The process of gaining environmental approvals for mining or exploration projects can involve a vast quantity of interconnected small and large tasks that all need to be carried out to the book.
If we use Western Australia as a case study, we will see the regulatory process is governed by a complex range of relevant acts, including the Mining Act 1978, the Aboriginal Heritage Act 1972, and the Biodiversity Conservation Act 2016.
To identify risks and to demonstrate to the pertinent regulatory agency that you have done so, it can be beneficial to develop a detailed program design in the early stages. This will enable you to proceed with foresight from the early stages and can be a way of safeguarding your intended timeline by forestalling delays due.
Of course, such information cannot be produced spontaneously but must be planned for and project managed by a capable professional or environmental consultant in the environmental compliance space.
In your submissions to regulators, which are dovetailed with your actual planning process, there are a complex range of factors to consider including constraints, risk and feasibility.
On the environmental question, there is a requirement to be across relevant legislation and to undertake or commission studies and surveys into your impact and other factors.
In the stakeholder engagement space, stakeholders must be thoroughly mapped, with no important stakeholders missed, including landholders, Native Title claimants, and other parties including community.
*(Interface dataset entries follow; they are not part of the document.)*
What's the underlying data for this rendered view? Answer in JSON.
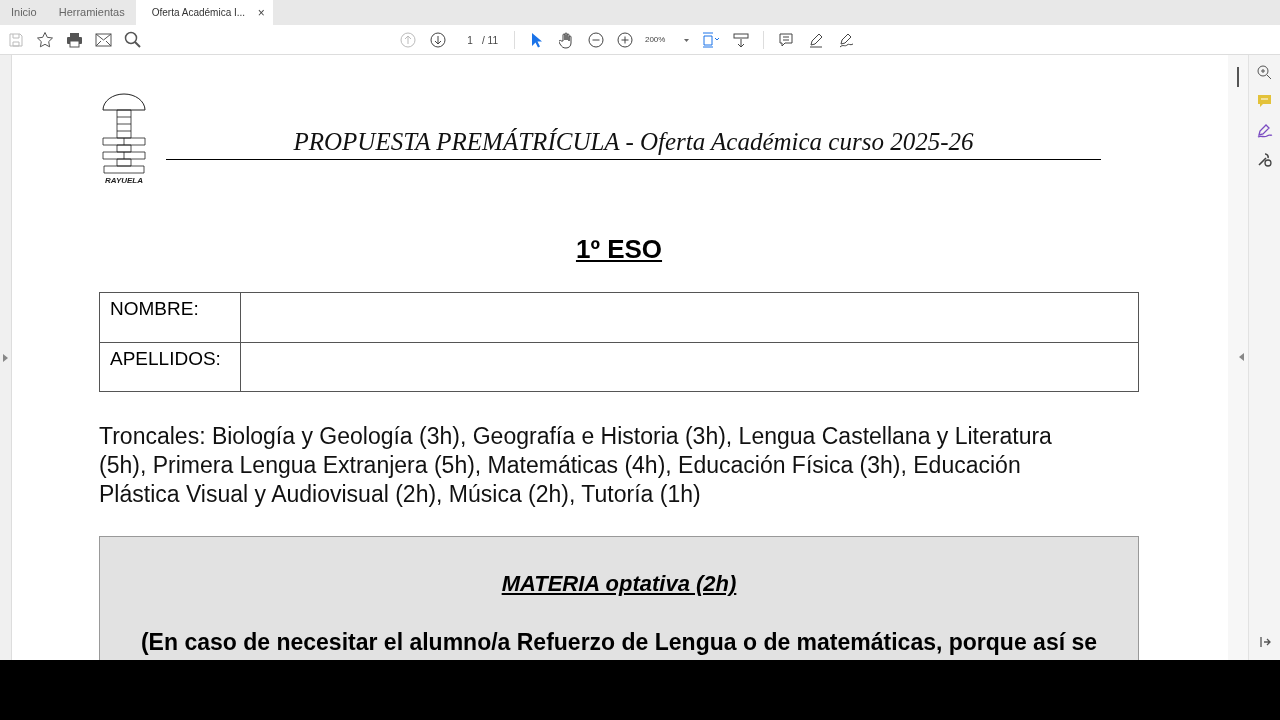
{
  "tabs": [
    {
      "label": "Inicio",
      "selected": false
    },
    {
      "label": "Herramientas",
      "selected": false
    },
    {
      "label": "Oferta Académica I...",
      "selected": true,
      "close": "×"
    }
  ],
  "toolbar": {
    "page_current": "1",
    "page_total": "/ 11",
    "zoom": "200%"
  },
  "document": {
    "logo_caption": "RAYUELA",
    "header_title": "PROPUESTA PREMÁTRÍCULA - Oferta Académica curso 2025-26",
    "heading": "1º ESO",
    "form_rows": [
      {
        "label": "NOMBRE:"
      },
      {
        "label": "APELLIDOS:"
      }
    ],
    "troncales": "Troncales: Biología y Geología (3h), Geografía e Historia (3h), Lengua Castellana y Literatura (5h), Primera Lengua Extranjera (5h), Matemáticas (4h), Educación Física (3h), Educación Plástica Visual y Audiovisual (2h), Música (2h), Tutoría (1h)",
    "optativa_heading": "MATERIA optativa (2h)",
    "optativa_note": "(En caso de necesitar el alumno/a Refuerzo de Lengua o de matemáticas, porque así se"
  }
}
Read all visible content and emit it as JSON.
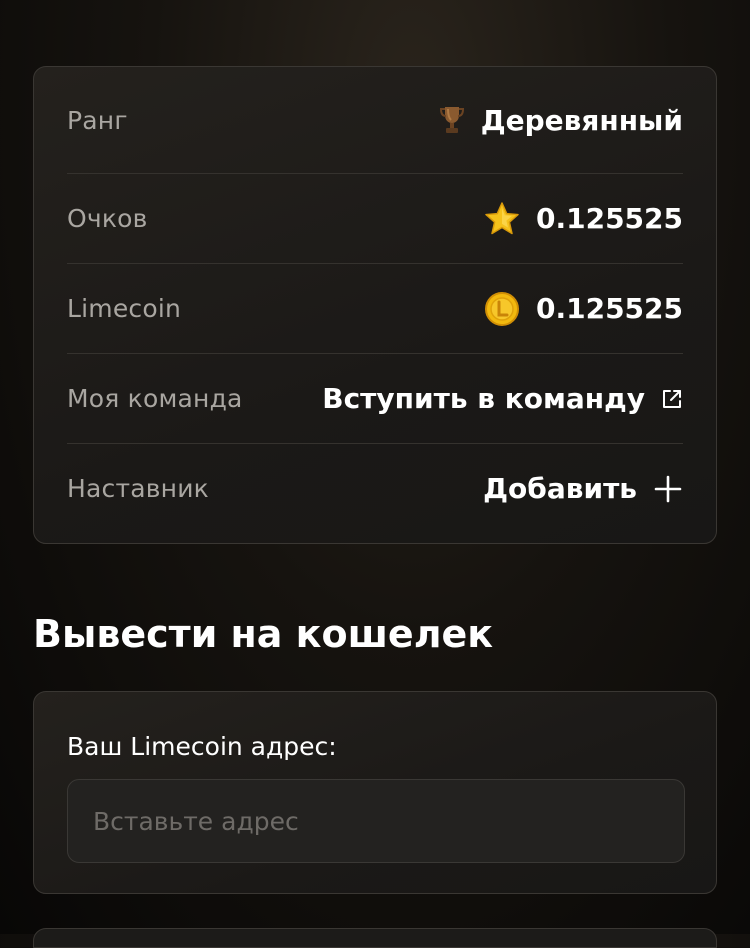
{
  "stats": {
    "rank": {
      "label": "Ранг",
      "value": "Деревянный",
      "icon": "trophy-icon"
    },
    "points": {
      "label": "Очков",
      "value": "0.125525",
      "icon": "star-icon"
    },
    "limecoin": {
      "label": "Limecoin",
      "value": "0.125525",
      "icon": "coin-icon"
    },
    "team": {
      "label": "Моя команда",
      "value": "Вступить в команду",
      "icon": "external-link-icon"
    },
    "mentor": {
      "label": "Наставник",
      "value": "Добавить",
      "icon": "plus-icon"
    }
  },
  "withdraw": {
    "title": "Вывести на кошелек",
    "address_label": "Ваш Limecoin адрес:",
    "address_placeholder": "Вставьте адрес",
    "address_value": ""
  },
  "colors": {
    "background": "#0b0a09",
    "card": "#1c1a18",
    "border": "#3a3733",
    "label": "#a9a6a1",
    "star": "#f5c21b",
    "coin": "#f2b90f",
    "trophy": "#8a5a2f"
  }
}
There must be a plan of action for engaging with them that satisfies requirements.
On top of the above, submissions and supporting documents must be made in a way that suits the requirements and needs of the regulatory agency.
Due to the complexity and the demand that it can place on resources, many exploration and mining companies will engage an environmental consultant and mining lawyer, such as Hetherington, at this point of time.
The applications that will be required of you are various and entail a large expenditure of work and hours. At the same time, the stakes are high, with time being of the essence to progress your intended mining or exploration works as according to your envisioned program of work.
For these reasons, many mining and exploration companies will seek the assistance of a tenement management company or tenement manager to support them through this process and applications such as a mining proposal, native vegetation clearing proposal, or if requested by the Environmental Protection Authority (EPA), an environmental impact assessment (EIA).
Continuing with Western Australia as an example, the backbone of the mining project you are planning is the granting of tenement under the Mining Act 1978. This requires the lodgement of a mining proposal with the Department of Mines, Industry Regulation and Safety. This will need to stipulate how you will recognise, measure and manage environmental impacts. This must also include plans for the mine’s eventual closure – which is indication of how seriously this process is taken by the regulators. Even upon the granting of this tenement, conditions will apply.
Approvals can become complex when additional or ancillary approvals are required. For example, if water is affected (which is typical), then the Department of Water and Environmental Regulation will also become involved in the process. This includes groundwater. The reason to engage can be to protect resources and manage and place boundaries around the use of water in the mining or exploration operation within the Australian mining and resources sector.
As is immediately obvious, there are many regulatory agencies that must be engaged in the process of environmental approvals for mining and exploration projects. Once these submissions are in, it will be over the relevant regulatory bodies to assess and approve with conditions, reject, or seek modifications. If an application is refused, there may be recourse to the appeals process. There is certainly an argument for navigating this with expert assistance from a mining lawyer and tenement consultant such as Hetherington.
To fast track the process it is common for these various approvals to be sought simultaneously, which underlines the quantity of human resources planning and approvals can consume. This is another reason why many mining and exploration companies rely on a consultant.
Do you require an expert mining lawyer or environment consultant to assist with your environmental applications? Hetherington can supply various services in environmental applications and environmental compliance, including: advice on and management of exploration approvals, mining approvals, ancillary approvals, and rehabilitation compliance and auditing; environmental and planning advice around resources, renewables, and infrastructure; maintenance of internal or independent approval and obligation registers; advice on achieving compliance goals; management and oversight of Environmental Impact Assessment; and liaison and consultation with government and private stakeholders.